Western modernity, indeed much of Western culture, has been predicated on a binary separation between race and technology. In this dualism, the former is hyper-organic and primitive, and the latter inorganic and hyper-rational; where the former is the alleged source of rhythm, sex, and the body, the latter affirms abstraction, industry, and its complex methods of representation. This admittedly simplistic opposition belies or betrays much. For one thing, each side of the binary has always been dependent on the other for the contrast, which produces meaning as well as for those relationships of power that materialize meaning. For another, this dependence invites intimacy: after all, technology is as productive of race as race is desirous of technology.

This collusion between the two regimes of knowledge is particularly salient in the 19th century. That is when our contemporary understanding of race and technology were stabilized after having been forged in the crucible of the biological sciences, urbanization, and imperial expansion. And two of the most pressing concerns in the trans-Atlantic world of that time ‒ crucial to establishing how the separation between race and technology becomes naturalized ‒ were industrialism and slavery.Diagram of a slave ship from the Atlantic slave trade 1790/1791. Public Domain, Wiki Commons.

Yet those oppositions would simultaneously blend, beginning a process that can be traced via a series of distinct technologies. First, the slave ship, which on the one hand denatured black slaves while expanding the material bounds and needs of modernity, as well as its conceptual and social possibilities; second, the plantation, what Caribbean thinkers from CLR James to Antonio Benítez Rojo and Sylvia Wynter have proclaimed central to the construction of regimented, modern subjectivities in advance of industrial processes; and, thirdly in America, the cotton gin, which helped engineer the industrial revolution while entrenching slavery via those very industrial processes.

As the aforementioned thinkers have claimed or suggested, these “machines” were creolized by their products, as impacted by the presence of blacks as well as the racism that rendered them dependent on specifically African bodies. In their interaction with these machines, blacks were not negligible to their function and productivity. The history of innovation is also a history of attempts to modify technology in order to respond to the resistance of blacks as well as adapting or appropriating their own contributions to the development of these technologies. This is as true for how African traditions of agriculture impacted plantations as it is for how black sounds forced recording technologies to expand their possibilities.

Black bodies matter in these equations not only due to their conceptual flexibility as other, as nature, as primitive; but also their economic fungibility, as labor, as property, as capital. But why the black body specifically? Why this particular racial configuration given the plurality of differences available to and produced by Western Modernity and its colonial infrastructure? Because under the sway of the biological sciences blacks were deemed less than human but closer to animal; or not quite animal but something in between. This ambiguity would be materialized and fixed in 19th American law.

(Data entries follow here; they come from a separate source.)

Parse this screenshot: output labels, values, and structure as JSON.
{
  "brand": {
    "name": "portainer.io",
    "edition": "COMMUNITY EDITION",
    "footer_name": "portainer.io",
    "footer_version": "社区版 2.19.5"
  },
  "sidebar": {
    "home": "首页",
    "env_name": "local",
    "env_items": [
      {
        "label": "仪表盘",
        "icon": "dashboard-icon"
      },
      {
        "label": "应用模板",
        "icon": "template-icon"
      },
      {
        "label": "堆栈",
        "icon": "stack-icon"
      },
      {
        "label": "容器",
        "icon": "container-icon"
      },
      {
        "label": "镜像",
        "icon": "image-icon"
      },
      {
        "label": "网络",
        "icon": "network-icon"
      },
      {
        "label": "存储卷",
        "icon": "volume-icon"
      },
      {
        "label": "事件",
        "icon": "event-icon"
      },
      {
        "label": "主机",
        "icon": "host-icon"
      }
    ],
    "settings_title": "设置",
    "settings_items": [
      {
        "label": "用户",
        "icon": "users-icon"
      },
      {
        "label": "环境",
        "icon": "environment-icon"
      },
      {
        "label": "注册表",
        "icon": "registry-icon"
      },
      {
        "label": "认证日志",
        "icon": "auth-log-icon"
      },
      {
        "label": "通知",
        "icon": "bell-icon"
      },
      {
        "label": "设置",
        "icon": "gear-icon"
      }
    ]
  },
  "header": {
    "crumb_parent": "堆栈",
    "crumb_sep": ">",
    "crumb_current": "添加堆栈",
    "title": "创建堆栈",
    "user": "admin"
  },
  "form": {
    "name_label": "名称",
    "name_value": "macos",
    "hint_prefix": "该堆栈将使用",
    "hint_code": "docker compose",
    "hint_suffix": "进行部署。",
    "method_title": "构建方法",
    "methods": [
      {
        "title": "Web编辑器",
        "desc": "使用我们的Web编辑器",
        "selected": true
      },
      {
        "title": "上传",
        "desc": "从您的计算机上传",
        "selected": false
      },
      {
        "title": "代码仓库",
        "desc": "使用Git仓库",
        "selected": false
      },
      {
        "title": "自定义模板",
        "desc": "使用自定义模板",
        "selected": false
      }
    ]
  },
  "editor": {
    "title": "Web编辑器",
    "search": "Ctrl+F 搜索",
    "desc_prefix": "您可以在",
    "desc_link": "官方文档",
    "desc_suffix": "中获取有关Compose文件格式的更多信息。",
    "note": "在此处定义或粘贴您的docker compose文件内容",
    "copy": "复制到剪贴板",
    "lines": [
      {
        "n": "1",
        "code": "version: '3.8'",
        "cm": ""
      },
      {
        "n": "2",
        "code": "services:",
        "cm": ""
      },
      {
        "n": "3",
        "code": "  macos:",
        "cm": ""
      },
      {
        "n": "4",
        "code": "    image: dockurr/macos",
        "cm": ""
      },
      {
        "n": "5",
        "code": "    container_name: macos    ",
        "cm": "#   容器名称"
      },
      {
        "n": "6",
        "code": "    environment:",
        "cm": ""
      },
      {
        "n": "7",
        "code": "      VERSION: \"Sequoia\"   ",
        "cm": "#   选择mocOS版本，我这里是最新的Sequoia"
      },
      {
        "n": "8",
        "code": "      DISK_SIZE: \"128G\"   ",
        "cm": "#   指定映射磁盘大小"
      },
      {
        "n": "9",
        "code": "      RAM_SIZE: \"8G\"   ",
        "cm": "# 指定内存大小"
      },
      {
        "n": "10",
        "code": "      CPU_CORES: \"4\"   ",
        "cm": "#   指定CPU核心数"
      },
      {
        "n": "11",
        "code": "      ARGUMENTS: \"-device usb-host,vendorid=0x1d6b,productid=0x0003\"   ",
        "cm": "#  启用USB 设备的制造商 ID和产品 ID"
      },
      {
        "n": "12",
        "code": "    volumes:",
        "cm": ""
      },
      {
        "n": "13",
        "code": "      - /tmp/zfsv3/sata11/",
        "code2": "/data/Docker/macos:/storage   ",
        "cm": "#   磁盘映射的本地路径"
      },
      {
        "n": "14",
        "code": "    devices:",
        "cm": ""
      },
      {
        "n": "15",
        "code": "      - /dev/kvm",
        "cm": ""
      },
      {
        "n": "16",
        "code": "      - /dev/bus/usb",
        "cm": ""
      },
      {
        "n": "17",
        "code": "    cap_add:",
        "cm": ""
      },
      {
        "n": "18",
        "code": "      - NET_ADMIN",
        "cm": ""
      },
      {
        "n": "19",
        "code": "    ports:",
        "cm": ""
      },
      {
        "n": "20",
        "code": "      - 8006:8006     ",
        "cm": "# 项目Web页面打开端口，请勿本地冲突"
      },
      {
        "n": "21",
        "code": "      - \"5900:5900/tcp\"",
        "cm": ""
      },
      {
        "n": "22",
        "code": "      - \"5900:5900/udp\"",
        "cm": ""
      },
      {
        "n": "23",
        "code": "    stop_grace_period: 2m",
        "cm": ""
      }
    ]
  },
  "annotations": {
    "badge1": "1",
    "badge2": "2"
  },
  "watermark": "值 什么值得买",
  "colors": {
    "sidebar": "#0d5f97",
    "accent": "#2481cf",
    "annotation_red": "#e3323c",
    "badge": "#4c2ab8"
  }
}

Yet we must add to this ambiguity, this crisis of categories. We must add to what Caribbean poet Aimé Césaire called “thingification.” Given that slaves were essentially prosthetics for a white, allegedly more rational intelligence and deemed incapable of reason, their status hovered in a zone between human, animal, and also machine.

It should then be no surprise to discover that in the evolution of technology one can find moments of fusion where race is either, grafted onto the machine or racial meanings used to render inorganic life as human. Understanding creolization as a process that occurs as much between races or cultural groups as it does between the putatively human and inhuman (or between human beings and different forms of technology) these fusions are inevitable. The value of race also becomes clear: those deemed marginal to technological development are ever deployed to provide a contrast for a fetishized newness (or modernity). And those who have been excluded from “the human” are ever evoked to give it value.

Race indeed haunts technology, and has always been there in how machines are embodied, from science fiction to cybernetics. Here a few examples that never grow mundane. The first comes from a 19th work often figured as one of the earliest articulations of the possibility of a sentient technology: Samuel Butler’s Erewhon: or, Over the Range (1872) and its precursor essay, “Darwin among the Machines” (1863). Not only is this where it is first argued that machines were too subject to evolutionary processes, but that upon achieving self-awareness would inevitably kill their masters. Thus begins the most reliable trope in Western science fiction: the machine uprising.